Please give the listing again in full, leaving out its images.
********************
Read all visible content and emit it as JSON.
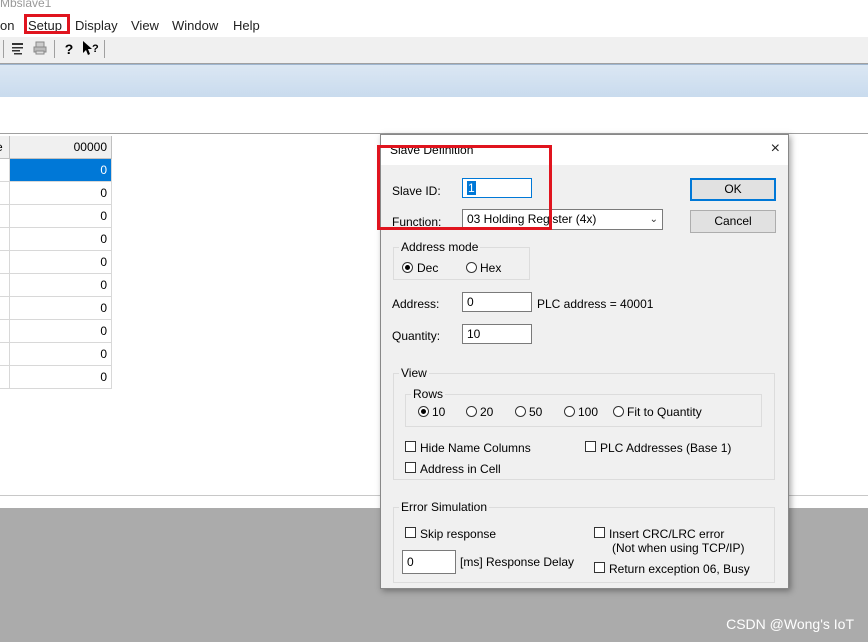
{
  "window": {
    "title": "Mbslave1"
  },
  "menu": {
    "items": [
      "on",
      "Setup",
      "Display",
      "View",
      "Window",
      "Help"
    ]
  },
  "toolbar": {
    "icons": [
      "list-icon",
      "print-icon",
      "help-icon",
      "whats-this-icon"
    ]
  },
  "grid": {
    "row_header_label": "e",
    "column_header": "00000",
    "values": [
      "0",
      "0",
      "0",
      "0",
      "0",
      "0",
      "0",
      "0",
      "0",
      "0"
    ]
  },
  "dialog": {
    "title": "Slave Definition",
    "close_glyph": "×",
    "slave_id_label": "Slave ID:",
    "slave_id_value": "1",
    "function_label": "Function:",
    "function_value": "03 Holding Register (4x)",
    "ok_label": "OK",
    "cancel_label": "Cancel",
    "address_mode": {
      "title": "Address mode",
      "dec": "Dec",
      "hex": "Hex",
      "selected": "Dec"
    },
    "address_label": "Address:",
    "address_value": "0",
    "plc_address_text": "PLC address = 40001",
    "quantity_label": "Quantity:",
    "quantity_value": "10",
    "view": {
      "title": "View",
      "rows_title": "Rows",
      "rows_options": [
        "10",
        "20",
        "50",
        "100",
        "Fit to Quantity"
      ],
      "rows_selected": "10",
      "hide_name_columns": "Hide Name Columns",
      "plc_addresses": "PLC Addresses (Base 1)",
      "address_in_cell": "Address in Cell"
    },
    "error_simulation": {
      "title": "Error Simulation",
      "skip_response": "Skip response",
      "insert_crc": "Insert CRC/LRC error",
      "insert_crc_note": "(Not when using TCP/IP)",
      "delay_value": "0",
      "delay_label": "[ms] Response Delay",
      "return_exception": "Return exception 06, Busy"
    }
  },
  "watermark": "CSDN @Wong's IoT",
  "colors": {
    "accent": "#0078d7",
    "highlight": "#e0141e",
    "band": "#c9dbee"
  }
}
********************
:: Answer ::
Read all visible content and emit it as JSON.
{
  "window": {
    "title": "Mbslave1"
  },
  "menu": {
    "items": [
      "on",
      "Setup",
      "Display",
      "View",
      "Window",
      "Help"
    ]
  },
  "toolbar": {
    "icons": [
      "list-icon",
      "print-icon",
      "help-icon",
      "whats-this-icon"
    ]
  },
  "grid": {
    "row_header_label": "e",
    "column_header": "00000",
    "values": [
      "0",
      "0",
      "0",
      "0",
      "0",
      "0",
      "0",
      "0",
      "0",
      "0"
    ]
  },
  "dialog": {
    "title": "Slave Definition",
    "close_glyph": "×",
    "slave_id_label": "Slave ID:",
    "slave_id_value": "1",
    "function_label": "Function:",
    "function_value": "03 Holding Register (4x)",
    "ok_label": "OK",
    "cancel_label": "Cancel",
    "address_mode": {
      "title": "Address mode",
      "dec": "Dec",
      "hex": "Hex",
      "selected": "Dec"
    },
    "address_label": "Address:",
    "address_value": "0",
    "plc_address_text": "PLC address = 40001",
    "quantity_label": "Quantity:",
    "quantity_value": "10",
    "view": {
      "title": "View",
      "rows_title": "Rows",
      "rows_options": [
        "10",
        "20",
        "50",
        "100",
        "Fit to Quantity"
      ],
      "rows_selected": "10",
      "hide_name_columns": "Hide Name Columns",
      "plc_addresses": "PLC Addresses (Base 1)",
      "address_in_cell": "Address in Cell"
    },
    "error_simulation": {
      "title": "Error Simulation",
      "skip_response": "Skip response",
      "insert_crc": "Insert CRC/LRC error",
      "insert_crc_note": "(Not when using TCP/IP)",
      "delay_value": "0",
      "delay_label": "[ms] Response Delay",
      "return_exception": "Return exception 06, Busy"
    }
  },
  "watermark": "CSDN @Wong's IoT",
  "colors": {
    "accent": "#0078d7",
    "highlight": "#e0141e",
    "band": "#c9dbee"
  }
}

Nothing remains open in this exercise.